▸ Records drawn from a dataset
>>>>>

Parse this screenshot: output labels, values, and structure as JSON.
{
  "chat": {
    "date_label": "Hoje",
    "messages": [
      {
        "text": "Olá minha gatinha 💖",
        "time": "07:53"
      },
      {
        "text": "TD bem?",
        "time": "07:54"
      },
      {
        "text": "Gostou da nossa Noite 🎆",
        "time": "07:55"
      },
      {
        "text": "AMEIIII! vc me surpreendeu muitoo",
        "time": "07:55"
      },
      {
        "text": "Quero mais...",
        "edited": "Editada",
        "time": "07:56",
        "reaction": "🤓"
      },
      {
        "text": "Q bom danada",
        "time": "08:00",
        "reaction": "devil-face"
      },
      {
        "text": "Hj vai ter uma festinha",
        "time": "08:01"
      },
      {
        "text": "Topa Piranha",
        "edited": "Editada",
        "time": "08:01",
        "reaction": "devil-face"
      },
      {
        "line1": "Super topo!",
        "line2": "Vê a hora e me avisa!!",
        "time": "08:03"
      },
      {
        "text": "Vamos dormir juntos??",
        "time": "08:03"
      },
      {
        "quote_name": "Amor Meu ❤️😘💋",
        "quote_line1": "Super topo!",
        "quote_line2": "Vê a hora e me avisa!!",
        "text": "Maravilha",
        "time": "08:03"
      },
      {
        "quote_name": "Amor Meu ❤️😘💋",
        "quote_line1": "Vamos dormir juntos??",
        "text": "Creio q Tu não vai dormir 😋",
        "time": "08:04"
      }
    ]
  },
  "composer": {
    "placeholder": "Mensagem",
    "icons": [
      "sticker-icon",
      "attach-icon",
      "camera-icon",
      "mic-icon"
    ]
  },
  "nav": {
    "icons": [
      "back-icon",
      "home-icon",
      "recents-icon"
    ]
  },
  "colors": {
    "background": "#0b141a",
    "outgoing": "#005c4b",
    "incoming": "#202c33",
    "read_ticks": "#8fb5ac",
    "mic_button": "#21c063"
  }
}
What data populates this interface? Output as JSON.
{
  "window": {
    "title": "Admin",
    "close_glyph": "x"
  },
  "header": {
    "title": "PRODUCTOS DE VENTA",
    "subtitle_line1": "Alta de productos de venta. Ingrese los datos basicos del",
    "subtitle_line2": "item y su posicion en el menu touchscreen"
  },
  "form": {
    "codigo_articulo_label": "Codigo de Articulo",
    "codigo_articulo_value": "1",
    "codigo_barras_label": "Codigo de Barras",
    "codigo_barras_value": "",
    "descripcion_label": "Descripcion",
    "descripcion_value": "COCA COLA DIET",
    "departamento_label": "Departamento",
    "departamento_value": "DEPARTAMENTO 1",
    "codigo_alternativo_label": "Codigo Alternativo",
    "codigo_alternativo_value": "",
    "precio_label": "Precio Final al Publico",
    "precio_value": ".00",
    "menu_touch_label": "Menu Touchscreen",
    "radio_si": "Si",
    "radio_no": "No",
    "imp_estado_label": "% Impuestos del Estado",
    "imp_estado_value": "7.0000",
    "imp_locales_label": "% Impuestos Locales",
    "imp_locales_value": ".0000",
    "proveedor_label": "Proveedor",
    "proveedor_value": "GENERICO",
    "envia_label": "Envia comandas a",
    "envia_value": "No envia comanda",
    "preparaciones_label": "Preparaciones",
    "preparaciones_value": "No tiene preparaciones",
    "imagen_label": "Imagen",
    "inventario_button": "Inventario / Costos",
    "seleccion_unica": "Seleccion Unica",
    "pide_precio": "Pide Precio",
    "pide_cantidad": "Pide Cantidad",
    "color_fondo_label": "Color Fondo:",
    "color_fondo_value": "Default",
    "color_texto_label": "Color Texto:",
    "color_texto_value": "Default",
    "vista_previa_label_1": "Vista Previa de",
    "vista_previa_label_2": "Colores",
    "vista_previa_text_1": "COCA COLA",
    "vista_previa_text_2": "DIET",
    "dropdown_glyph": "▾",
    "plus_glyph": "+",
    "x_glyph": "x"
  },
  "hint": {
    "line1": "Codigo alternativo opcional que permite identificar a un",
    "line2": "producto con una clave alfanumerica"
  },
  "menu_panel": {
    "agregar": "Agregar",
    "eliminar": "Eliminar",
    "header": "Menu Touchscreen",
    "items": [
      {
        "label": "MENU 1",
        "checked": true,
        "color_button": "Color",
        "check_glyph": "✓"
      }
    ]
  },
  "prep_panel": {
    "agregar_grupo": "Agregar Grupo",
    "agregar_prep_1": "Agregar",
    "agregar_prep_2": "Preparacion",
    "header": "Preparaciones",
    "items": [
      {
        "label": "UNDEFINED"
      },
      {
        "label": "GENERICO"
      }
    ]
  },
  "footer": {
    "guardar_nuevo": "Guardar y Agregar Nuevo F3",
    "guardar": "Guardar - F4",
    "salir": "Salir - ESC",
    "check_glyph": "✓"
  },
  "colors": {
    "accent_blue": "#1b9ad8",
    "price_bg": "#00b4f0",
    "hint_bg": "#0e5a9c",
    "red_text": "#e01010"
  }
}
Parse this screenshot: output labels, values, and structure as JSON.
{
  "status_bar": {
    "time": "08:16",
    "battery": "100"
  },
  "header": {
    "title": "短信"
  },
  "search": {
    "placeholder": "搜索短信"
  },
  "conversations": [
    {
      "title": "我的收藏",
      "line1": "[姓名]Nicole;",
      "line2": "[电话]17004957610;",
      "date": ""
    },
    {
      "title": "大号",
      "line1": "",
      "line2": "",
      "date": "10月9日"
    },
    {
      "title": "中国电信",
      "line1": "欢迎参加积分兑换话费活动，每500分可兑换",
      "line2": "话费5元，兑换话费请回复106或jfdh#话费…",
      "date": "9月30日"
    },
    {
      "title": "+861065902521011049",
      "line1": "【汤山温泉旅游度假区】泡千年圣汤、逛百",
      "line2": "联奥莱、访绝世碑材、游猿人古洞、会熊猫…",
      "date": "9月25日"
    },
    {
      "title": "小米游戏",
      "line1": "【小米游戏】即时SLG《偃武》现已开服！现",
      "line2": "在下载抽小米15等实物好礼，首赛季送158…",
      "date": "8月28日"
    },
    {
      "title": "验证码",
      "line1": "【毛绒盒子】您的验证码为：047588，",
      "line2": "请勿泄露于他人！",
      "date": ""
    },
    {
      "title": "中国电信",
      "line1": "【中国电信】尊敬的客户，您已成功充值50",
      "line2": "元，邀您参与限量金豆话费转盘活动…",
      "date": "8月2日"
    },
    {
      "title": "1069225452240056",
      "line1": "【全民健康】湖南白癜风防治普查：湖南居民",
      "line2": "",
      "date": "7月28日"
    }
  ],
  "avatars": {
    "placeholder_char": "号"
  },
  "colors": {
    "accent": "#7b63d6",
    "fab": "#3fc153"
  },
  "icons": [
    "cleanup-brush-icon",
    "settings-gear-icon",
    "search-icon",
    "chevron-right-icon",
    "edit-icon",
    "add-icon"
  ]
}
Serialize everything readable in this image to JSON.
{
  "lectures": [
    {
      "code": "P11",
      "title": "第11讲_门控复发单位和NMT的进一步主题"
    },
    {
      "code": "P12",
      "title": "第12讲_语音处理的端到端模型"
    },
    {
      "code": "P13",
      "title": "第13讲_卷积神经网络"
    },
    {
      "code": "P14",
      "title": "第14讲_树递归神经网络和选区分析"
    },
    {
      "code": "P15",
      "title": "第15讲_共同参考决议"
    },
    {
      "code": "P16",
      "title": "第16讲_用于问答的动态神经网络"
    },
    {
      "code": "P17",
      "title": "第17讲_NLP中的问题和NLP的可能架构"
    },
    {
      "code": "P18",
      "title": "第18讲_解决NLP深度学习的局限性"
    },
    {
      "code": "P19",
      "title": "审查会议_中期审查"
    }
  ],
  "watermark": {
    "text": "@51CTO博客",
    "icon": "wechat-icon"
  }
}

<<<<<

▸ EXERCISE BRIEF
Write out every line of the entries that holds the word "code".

▸ SOLUTION
      "code": "P11",
      "code": "P12",
      "code": "P13",
      "code": "P14",
      "code": "P15",
      "code": "P16",
      "code": "P17",
      "code": "P18",
      "code": "P19",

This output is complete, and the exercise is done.